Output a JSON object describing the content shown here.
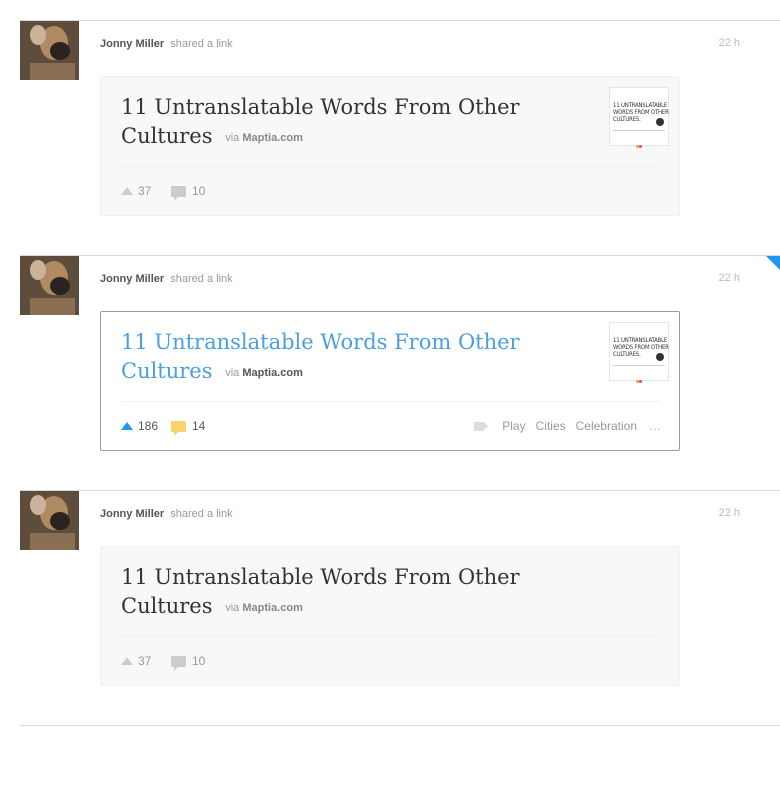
{
  "feed": {
    "items": [
      {
        "author": "Jonny Miller",
        "action": "shared a link",
        "time": "22 h",
        "title": "11 Untranslatable Words From Other Cultures",
        "via_label": "via",
        "source": "Maptia.com",
        "upvotes": "37",
        "comments": "10",
        "state": "default"
      },
      {
        "author": "Jonny Miller",
        "action": "shared a link",
        "time": "22 h",
        "title": "11 Untranslatable Words From Other Cultures",
        "via_label": "via",
        "source": "Maptia.com",
        "upvotes": "186",
        "comments": "14",
        "tags": [
          "Play",
          "Cities",
          "Celebration"
        ],
        "tags_more": "…",
        "state": "hover"
      },
      {
        "author": "Jonny Miller",
        "action": "shared a link",
        "time": "22 h",
        "title": "11 Untranslatable Words From Other Cultures",
        "via_label": "via",
        "source": "Maptia.com",
        "upvotes": "37",
        "comments": "10",
        "state": "default"
      }
    ]
  },
  "thumbnail": {
    "lines": [
      "11 UNTRANSLATABLE",
      "WORDS FROM OTHER",
      "CULTURES."
    ],
    "icon": "globe-icon"
  },
  "icons": {
    "upvote": "triangle-up-icon",
    "comment": "speech-bubble-icon",
    "tag": "tag-icon",
    "avatar": "user-photo"
  },
  "colors": {
    "accent_blue": "#2196f3",
    "link_blue": "#4a9fe0",
    "comment_yellow": "#f9d26b",
    "card_bg": "#f8f8f8",
    "divider": "#d9d9d9"
  }
}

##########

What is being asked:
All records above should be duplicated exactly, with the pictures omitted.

Written response:
Output a JSON object describing the content shown here.
{
  "feed": {
    "items": [
      {
        "author": "Jonny Miller",
        "action": "shared a link",
        "time": "22 h",
        "title": "11 Untranslatable Words From Other Cultures",
        "via_label": "via",
        "source": "Maptia.com",
        "upvotes": "37",
        "comments": "10",
        "state": "default"
      },
      {
        "author": "Jonny Miller",
        "action": "shared a link",
        "time": "22 h",
        "title": "11 Untranslatable Words From Other Cultures",
        "via_label": "via",
        "source": "Maptia.com",
        "upvotes": "186",
        "comments": "14",
        "tags": [
          "Play",
          "Cities",
          "Celebration"
        ],
        "tags_more": "…",
        "state": "hover"
      },
      {
        "author": "Jonny Miller",
        "action": "shared a link",
        "time": "22 h",
        "title": "11 Untranslatable Words From Other Cultures",
        "via_label": "via",
        "source": "Maptia.com",
        "upvotes": "37",
        "comments": "10",
        "state": "default"
      }
    ]
  },
  "thumbnail": {
    "lines": [
      "11 UNTRANSLATABLE",
      "WORDS FROM OTHER",
      "CULTURES."
    ],
    "icon": "globe-icon"
  },
  "icons": {
    "upvote": "triangle-up-icon",
    "comment": "speech-bubble-icon",
    "tag": "tag-icon",
    "avatar": "user-photo"
  },
  "colors": {
    "accent_blue": "#2196f3",
    "link_blue": "#4a9fe0",
    "comment_yellow": "#f9d26b",
    "card_bg": "#f8f8f8",
    "divider": "#d9d9d9"
  }
}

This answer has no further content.